● **Directions for this task**
Search the data for lines holding the word "JSON". State how many there are, and nothing else.

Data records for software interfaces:
# # # # # # #

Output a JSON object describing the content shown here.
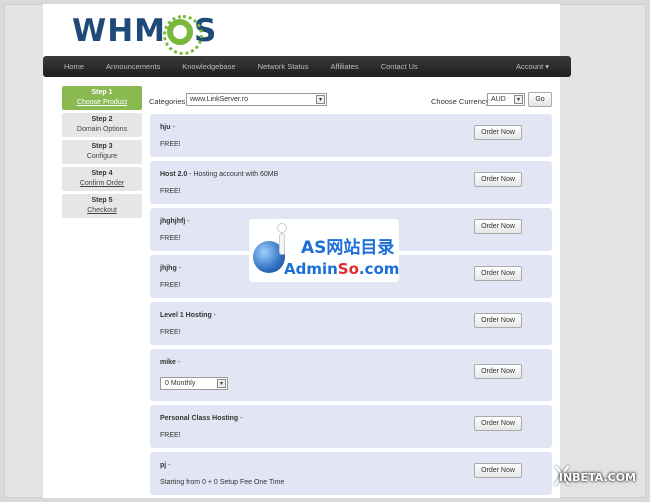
{
  "logo": {
    "text_left": "WHM",
    "text_right": "S"
  },
  "nav": {
    "items": [
      "Home",
      "Announcements",
      "Knowledgebase",
      "Network Status",
      "Affiliates",
      "Contact Us"
    ],
    "account": "Account ▾"
  },
  "steps": [
    {
      "num": "Step 1",
      "label": "Choose Product",
      "active": true
    },
    {
      "num": "Step 2",
      "label": "Domain Options"
    },
    {
      "num": "Step 3",
      "label": "Configure"
    },
    {
      "num": "Step 4",
      "label": "Confirm Order"
    },
    {
      "num": "Step 5",
      "label": "Checkout"
    }
  ],
  "filters": {
    "categories_label": "Categories:",
    "category_value": "www.LinkServer.ro",
    "currency_label": "Choose Currency:",
    "currency_value": "AUD",
    "go_label": "Go"
  },
  "products": [
    {
      "name": "hju",
      "desc": " -",
      "price": "FREE!"
    },
    {
      "name": "Host 2.0",
      "desc": " - Hosting account with 60MB",
      "price": "FREE!"
    },
    {
      "name": "jhghjhfj",
      "desc": " -",
      "price": "FREE!"
    },
    {
      "name": "jhjhg",
      "desc": " -",
      "price": "FREE!"
    },
    {
      "name": "Level 1 Hosting",
      "desc": " -",
      "price": "FREE!"
    },
    {
      "name": "mike",
      "desc": " -",
      "billing": "0 Monthly"
    },
    {
      "name": "Personal Class Hosting",
      "desc": " -",
      "price": "FREE!"
    },
    {
      "name": "pj",
      "desc": " -",
      "price": "Starting from 0 + 0 Setup Fee One Time"
    }
  ],
  "order_label": "Order Now",
  "watermarks": {
    "admin_line1": "AS网站目录",
    "admin_line2a": "Admin",
    "admin_line2b": "So",
    "admin_line2c": ".com",
    "inbeta": "INBETA.COM",
    "inbeta_x": "X"
  }
}
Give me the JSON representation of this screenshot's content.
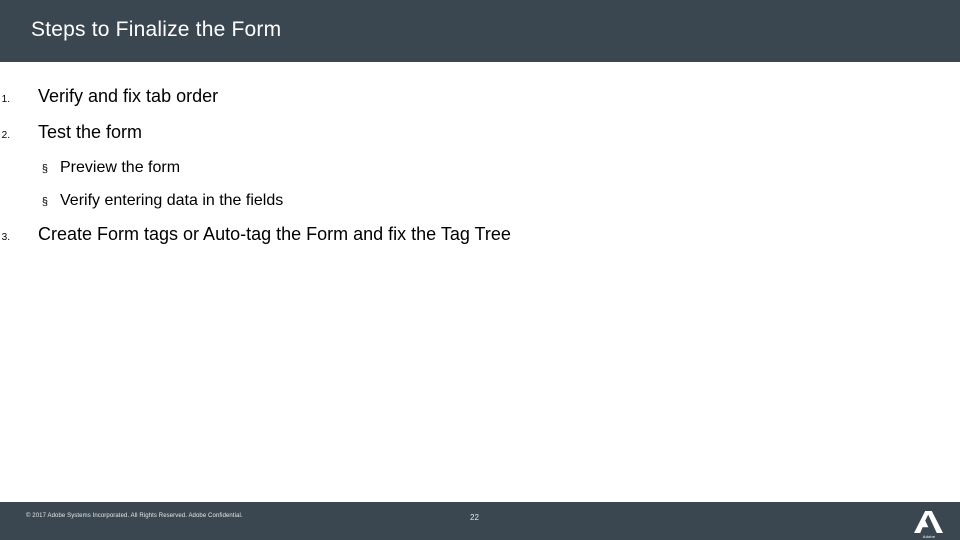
{
  "header": {
    "title": "Steps to Finalize the Form"
  },
  "body": {
    "steps": [
      {
        "number": "1.",
        "text": "Verify and fix tab order",
        "subs": []
      },
      {
        "number": "2.",
        "text": "Test the form",
        "subs": [
          {
            "bullet": "§",
            "text": "Preview the form"
          },
          {
            "bullet": "§",
            "text": "Verify entering data in the fields"
          }
        ]
      },
      {
        "number": "3.",
        "text": "Create Form tags or Auto-tag the Form and fix the Tag Tree",
        "subs": []
      }
    ]
  },
  "footer": {
    "copyright": "© 2017 Adobe Systems Incorporated.  All Rights Reserved.  Adobe Confidential.",
    "page_number": "22",
    "logo_name": "adobe-logo",
    "logo_label": "Adobe"
  },
  "colors": {
    "header_bg": "#3b4750",
    "footer_bg": "#3b4750",
    "body_bg": "#ffffff",
    "text": "#000000",
    "header_text": "#ffffff"
  }
}
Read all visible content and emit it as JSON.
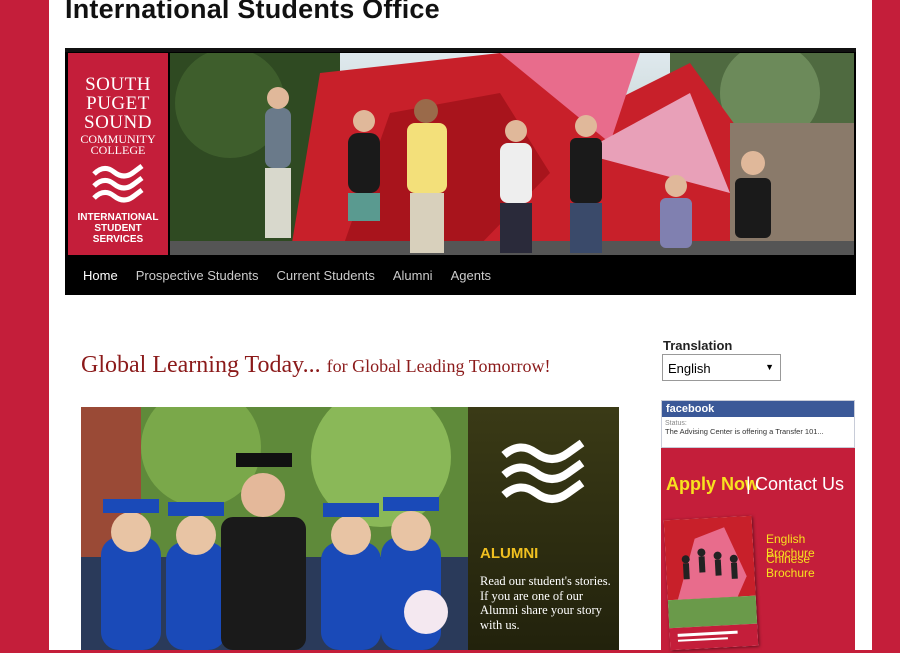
{
  "site": {
    "title": "International Students Office"
  },
  "logo": {
    "line1": "SOUTH PUGET SOUND",
    "line2": "COMMUNITY COLLEGE",
    "line3": "INTERNATIONAL STUDENT SERVICES"
  },
  "nav": {
    "items": [
      {
        "label": "Home",
        "active": true
      },
      {
        "label": "Prospective Students",
        "active": false
      },
      {
        "label": "Current Students",
        "active": false
      },
      {
        "label": "Alumni",
        "active": false
      },
      {
        "label": "Agents",
        "active": false
      }
    ]
  },
  "main": {
    "tagline_big": "Global Learning Today...",
    "tagline_small": "for Global Leading Tomorrow!",
    "feature": {
      "heading": "ALUMNI",
      "text": "Read our student's stories. If you are one of our Alumni share your story with us."
    }
  },
  "sidebar": {
    "translation_label": "Translation",
    "language_selected": "English",
    "facebook": {
      "brand": "facebook",
      "status_label": "Status:",
      "status_text": "The Advising Center is offering a Transfer 101..."
    },
    "apply_now": "Apply Now",
    "separator": "|",
    "contact_us": "Contact Us",
    "english_brochure": "English Brochure",
    "chinese_brochure": "Chinese Brochure"
  },
  "colors": {
    "brand_red": "#c41e3a",
    "accent_yellow": "#f7e11f",
    "tagline_red": "#8b1a1a",
    "facebook_blue": "#3b5998"
  }
}
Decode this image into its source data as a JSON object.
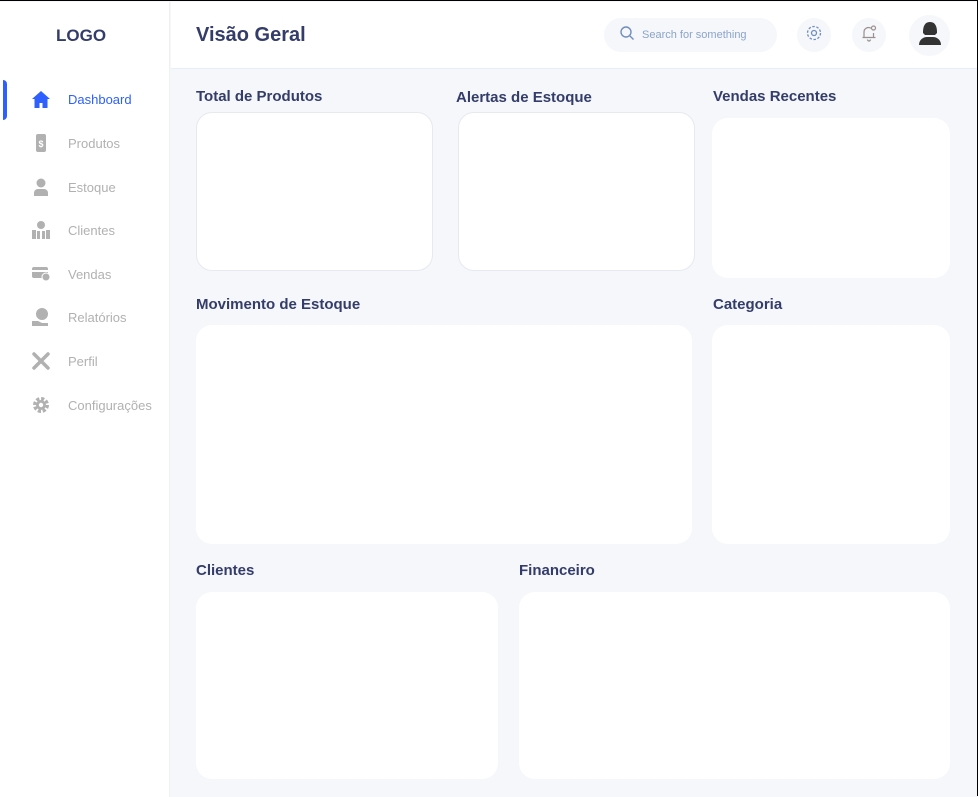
{
  "sidebar": {
    "logo": "LOGO",
    "items": [
      {
        "label": "Dashboard",
        "icon": "home-icon",
        "active": true
      },
      {
        "label": "Produtos",
        "icon": "money-transfer-icon"
      },
      {
        "label": "Estoque",
        "icon": "user-icon"
      },
      {
        "label": "Clientes",
        "icon": "investment-icon"
      },
      {
        "label": "Vendas",
        "icon": "credit-card-icon"
      },
      {
        "label": "Relatórios",
        "icon": "loan-icon"
      },
      {
        "label": "Perfil",
        "icon": "tools-icon"
      },
      {
        "label": "Configurações",
        "icon": "gear-icon"
      }
    ]
  },
  "header": {
    "title": "Visão Geral",
    "search_placeholder": "Search for something"
  },
  "sections": {
    "total_produtos": "Total de Produtos",
    "alertas": "Alertas de Estoque",
    "vendas": "Vendas Recentes",
    "movimento": "Movimento de Estoque",
    "categoria": "Categoria",
    "clientes": "Clientes",
    "financeiro": "Financeiro"
  },
  "colors": {
    "accent": "#2d60ff",
    "text": "#343c6a",
    "muted": "#b1b1b1",
    "background": "#f5f7fa"
  }
}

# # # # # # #

● **Solved exercise**
4